back set the player behind her playing in zone two, depending on
how many hitters are front row.
Now because of your well-placed serve, your team only has to
worry about blocking against two front row players instead of three.
In other words, you can "play chess" against the opposing team when
you are serving the ball.
If you see three hitters in the front row, then with your
That puts your team at an advantage, right?
Force the opposing team to do what you want them to do just by
Many players just happen to make short volleyball serves in the
opposing team's court by accident but elite players
serve short on purpose, because they know that the short serve can
put the opposing team in difficulty, especially when tall players
Like airplanes, tall players usually need longer
to make a strong spike approach which helps them hit the ball hard and
If their "runway" is cut short, in other words if the area where they
usually make their long three-step or four-step spike approach is
shortened, then that "airplane" (or tall player in the front row in this
case) has a hard time taking off.
So as the player with all the power, since you are serving the
ball, you need to "cut" or shorten their runway way off.
prevent them from having the time to back up and take their usual long
four step spike approach.
If they do get the set, after they passed the short serve they
won't have much time or the strength to hit as hard or as high as
they would if they weren't passing.
Here’s the million dollar question.
How tall do you have to be to learn to how to serve the tall female
player in the front row?
Here’s the answer, it just doesn't matter how tall you are!
What matters is how accurate you can become when serving the
ball to the opposing team’s front row.
The same argument applies here about serving the tall player in the front
row especially if she is in the right front position.
If you see that she is playing in Zone two here's something else
you can look for.
Look to see if the setter is preparing to come to the net from the
right front position, after the ball has been served.
while the setter is coming to the net from behind that right front
player, consider this great idea.
The setter has to track the
ball that was passed over her left
shoulder while she is moving towards the net, then she is forced to set the
volleyball quickly. Why?
Because she has very little time to adjust her body and square herself to
her target to set a ball that has been passed right from the position she
just came from.
(Or served right to the position she just came from however you want to
look at the situation.).
set the ball to one of her front row players especially if she receives an
If your volleyball serves going to the opposing team’s front row,
result in an imperfect pass to the setter, then she will have an even
harder time of giving her hitters a good set.
Many times the setter will give her hitters an imperfect set which is a
ball that she is forced to set off the net or to one of her back row

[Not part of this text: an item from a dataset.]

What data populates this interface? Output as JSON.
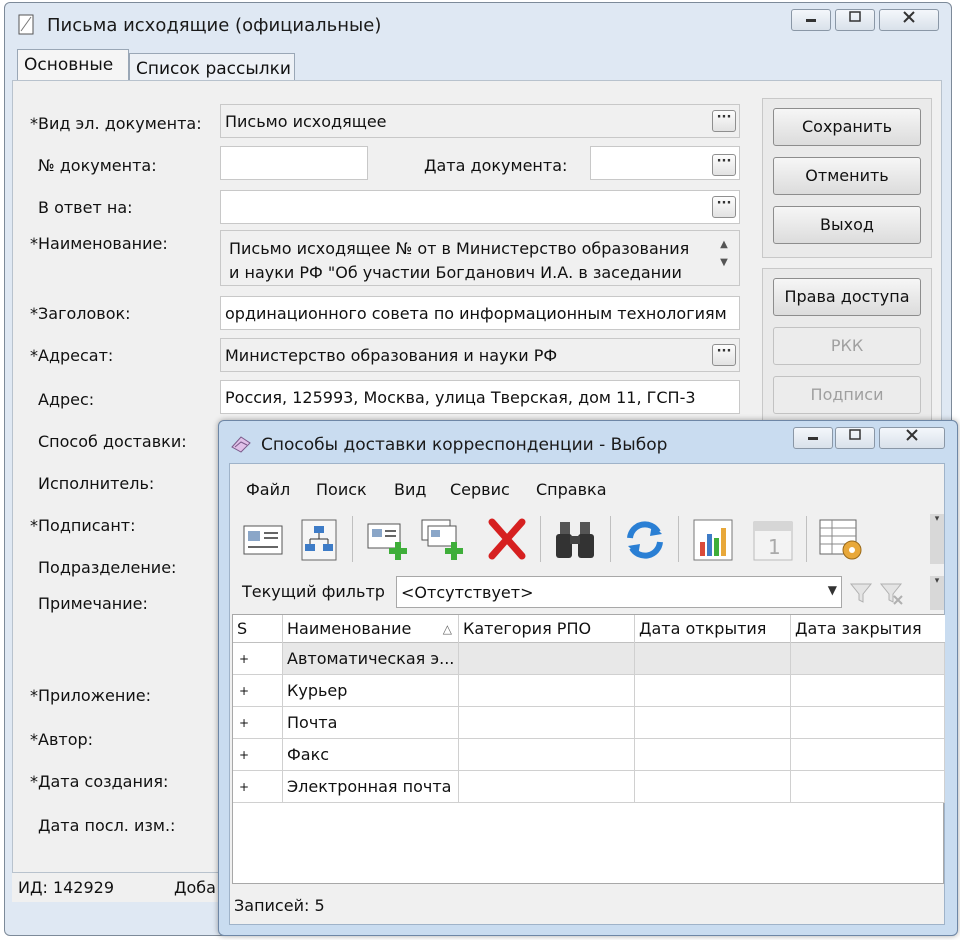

If this happens then the hitter often times will spike a ball that is
easier for your team to get up in defense and this scenario is all due to
you serving the ball strategically at the beginning of the play.
practice, make sure you set goals for yourself to make your serves count